The ideas of Lamarr and her co-inventor George Antheil were eventually worked into the US Navy's technology called the "sonobuoy" that "would use sonar to detect submarines in the water and transmit the information to an airplane above." Lamarr's idea added the crucial jam-proofing element. The NPR piece says that "today, vestiges of her frequency-hopping technique are found in most digital devices that communicate wirelessly."

I guess she ignored advice to not worry her pretty little head about stuff.

Wednesday, February 4, 2015

False Memories Are Easy

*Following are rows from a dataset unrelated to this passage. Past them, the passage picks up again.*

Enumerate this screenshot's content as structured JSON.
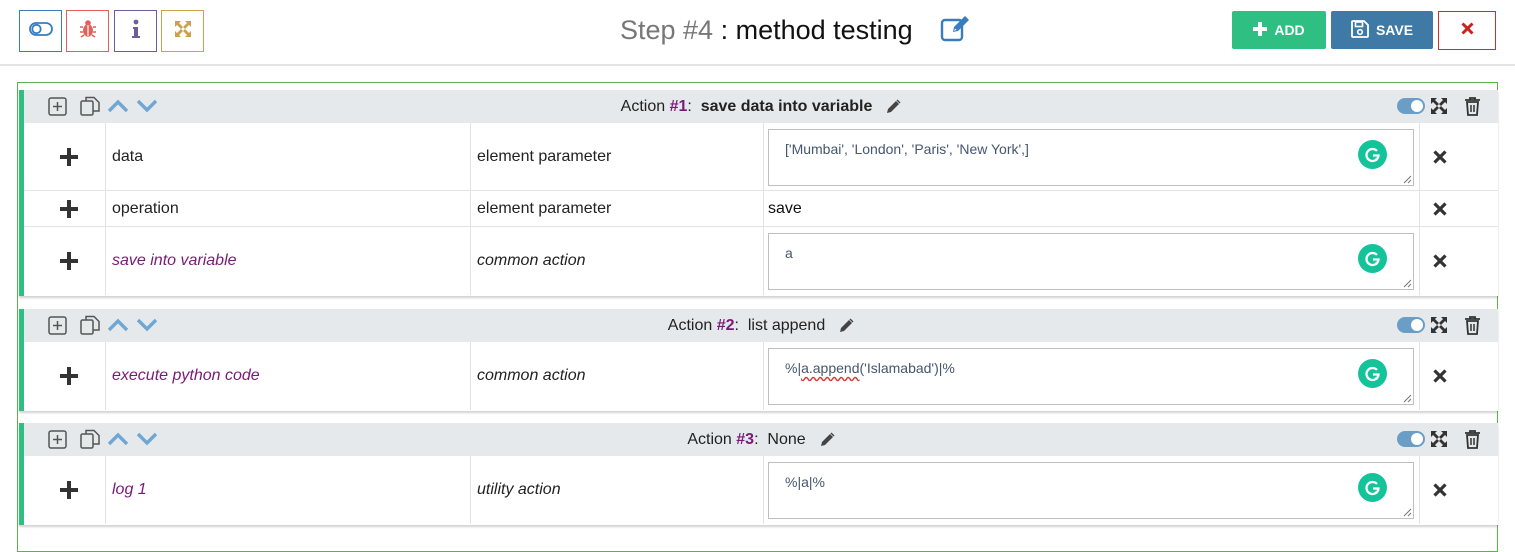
{
  "toolbar": {
    "left_icons": [
      "toggle-icon",
      "bug-icon",
      "info-icon",
      "expand-icon"
    ],
    "add_label": "ADD",
    "save_label": "SAVE"
  },
  "header": {
    "step_prefix": "Step #4",
    "separator": " : ",
    "step_name": "method testing"
  },
  "colors": {
    "add": "#2fbf83",
    "save": "#3f7aa6",
    "close": "#c9302c",
    "action_border": "#2fbf83",
    "action_number": "#7a1a78",
    "grammarly": "#15c39a"
  },
  "actions": [
    {
      "label": "Action",
      "number": "#1",
      "sep": ":",
      "name": "save data into variable",
      "name_bold": true,
      "rows": [
        {
          "name": "data",
          "type": "element parameter",
          "value": "['Mumbai', 'London', 'Paris', 'New York',]",
          "style": "plain"
        },
        {
          "name": "operation",
          "type": "element parameter",
          "value": "save",
          "style": "plain"
        },
        {
          "name": "save into variable",
          "type": "common action",
          "value": "a",
          "style": "italic"
        }
      ]
    },
    {
      "label": "Action",
      "number": "#2",
      "sep": ":",
      "name": "list append",
      "name_bold": false,
      "rows": [
        {
          "name": "execute python code",
          "type": "common action",
          "value_pre": "%|",
          "value_err": "a.append",
          "value_post": "('Islamabad')|%",
          "style": "italic"
        }
      ]
    },
    {
      "label": "Action",
      "number": "#3",
      "sep": ":",
      "name": "None",
      "name_bold": false,
      "rows": [
        {
          "name": "log 1",
          "type": "utility action",
          "value": "%|a|%",
          "style": "italic"
        }
      ]
    }
  ]
}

Heard while languishing in gridlocked, soul-crushing, snow-encumbered, "nightmare" traffic trying to drive into Boston yesterday: A great piece with neuroscientist David Linden on Terry Gross' Fresh Air. Talking about false memory, Linden said that not only is it possible to create false memories in children, it's remarkably easy. Linden's explanation went something like this. One day you ask your five-year-old kid, Did you see Jimmy today? When the kid says no, you just say that you think he did see Jimmy. Next week, ask if he saw Jimmy last week. The kid will say yes. Then the next week ask the kid if Jimmy was wearing a green shirt when he saw him that day, and the kid will say yes. I'm convinced that I have false memories, which are just ideas or images that occurred to me some time ago that were then cemented on repeated returning to that idea or image.

Among many topics, Linden said that the reason we like chili peppers is that they make a meal "emotionally salient." How does that work? "They're a bit painful." Linden said. "Why should we want to put something painful in our food? I think it is because it is rewarding to eat something that is a little bit of a threat."

UPDATE 2-10-15
Slate has an article about false memory in the context of the Brian Williams flap. For scientists, false memories are a given, something not even remotely controversial. And because we know that all of us have false memories, we have a responsibility to cross-check our recollection when it is of public import. So Brian Williams might have been fooled by a false memory, but he should've done some verification, especially since he is in the news business.

Sunday, February 1, 2015

No, Bach Wouldn't Play a Laptop



One of the silliest tropes among many music writers and fans is the insistence that if Bach (or fill in the blank) lived today he (or she) would be experimenting with electronic music -- as if the thing to know about Bach is his newness, as opposed to his love for melody, counter-melody, interlocking rhythmic form, and the sonority of acoustic instruments such as we hear in this concerto; as if, if Bach were alive today he'd be manning a laptop in front of a sun- and ecstasy-baked crowd in Ibiza or maybe playing lead guitar in a progressive heavy metal band; as if he would no longer care for the sound of an oboe. If anything, if Bach had the option to be alive today, he'd probably say, "No, but thanks for asking. I'm good where I'm at."